Is e-filing really a better way to file your taxes?
Americans and the IRS may not agree on everything, but they are mostly on precisely the exact same page when it comes to e-filing individual income tax returns.
The majority of individual income tax returns submitted to the IRS are e-filed.
And in return, you can get any refund you’re owed faster, especially if you have it directly deposited into your bank account.
However, what about security? And can digital filing really give you access to all the forms you may need if you have a complex tax situation? Are there situations when you can not e-file? Let’s look at the benefits of e-filing, and if it might be the best filing option for your needs.
If you are thinking about e-filing, a Few of the advantages include:
- Quick affirmation your forms have been received: The IRS will affirm a tax filing was received within 24 hours of electronic submission. For paper filers, the IRS does not send any acknowledgment that your forms have arrived .
Timely refunds: When you publish a paper filing, it may take six to eight months to receive a tax refund. With e-filing, you are going to get your money in 3 weeks or less. Choosing direct deposit can also accelerate the refund process.
Reduced likelihood of mistakes: According to the IRS, there is approximately a 1% error rate on e-filed yields, compared with a 20% speed of mistakes on paper filings. The IRS also provides more info on problems discovered on e-filed returns compared with paper returns.
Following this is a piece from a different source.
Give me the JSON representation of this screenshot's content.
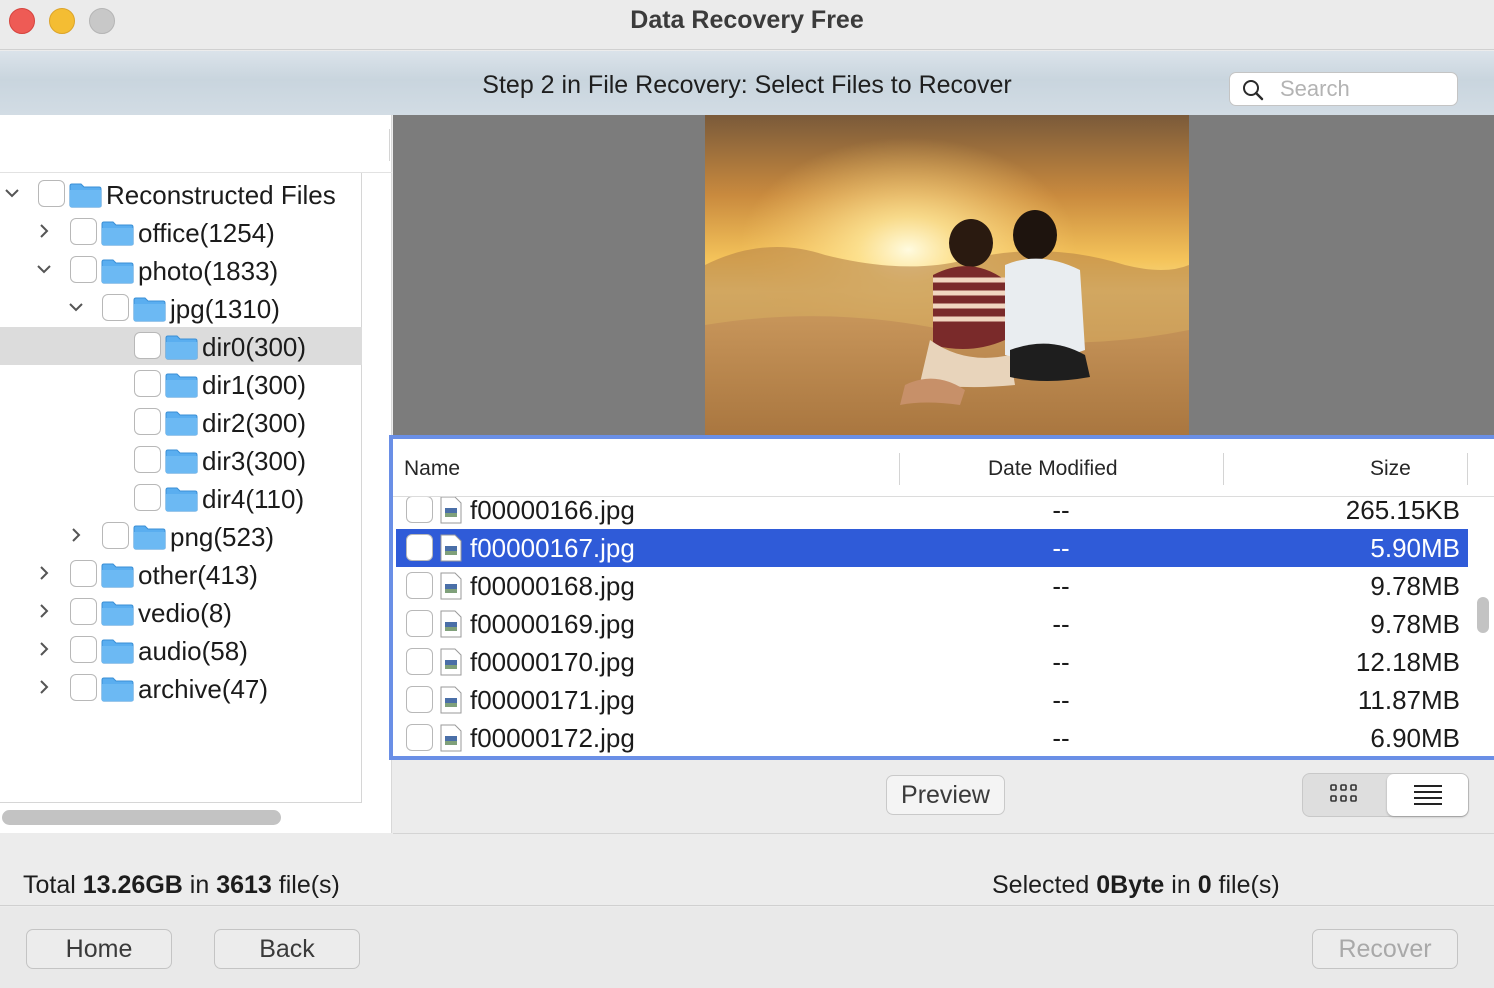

Simple payment process: If you owe the IRS money, it is simpler to cover at your advantage if you e-file. It’s possible to submit returns early and pay later if necessary, provided that you pay from the April 15 filing deadline. Additionally you have the option to pay your balance by using the IRS Immediate pay service from the checking or savings account, submitting a credit card through a payment processor for a commission, or paying by check or money order. Just be aware delaying payment after the filing due date (typically April 15) will result in penalties and interest.
Digital storage of taxation information: Submitting returns electronically implies there is an electronic copy of your tax documents. So if something happens to your paperwork, then you will have an electronic backup.
The fantastic news: Most taxpayers do opt to e-file and get those advantages — and the practice of doing so is easy.
You have four choices for submitting an electronically filed tax return to the IRS.
The types do the math for you and provide basic guidance. You can only do your federal return with all these kinds.
Employing online tax preparation software is far and away the favored approach of the majority of taxpayers. In fact, the IRS says it expected over four in five tax returns to be submitted through tax return prep program.
Is e-filing really stable?
While e-filing is suitable, you could be worried about safety — especially with all these data breaches. But experts agree this isn’t an issue that should dissuade you by e-filing.
“E-filing a tax return has proven to be a very secure way to file your taxes,” states Scott Grissom, vice president of product direction, advertising and revenue at LegalShield. “In actuality, it can be more secure than paper filing since you’re sending your private information through an encrypted system as opposed to exposing your information in the mail.”
Dennis Chow, vice president of information security at SCIS Security, clarifies that the IRS has put safety measures in place to keep your information safe. “Trainers normally use IRS specific APIs that require token sessions,” Chow says. “All of this is routed over TLS encrypted connections”
It’s important to use a trusted service to assist you file your taxes. Chow advises not to e-file on a computer or utilize an online connection that is not confidential.
For many taxpayers, it is sensible to e-file a yield because it’s the most convenient way to submit your tax information to the IRS and it allows for timely refunds and effortless payment options. Just make sure to use tax planning software from a dependable source, so you can ensure the information you supply to transmit to the IRS will be kept protected.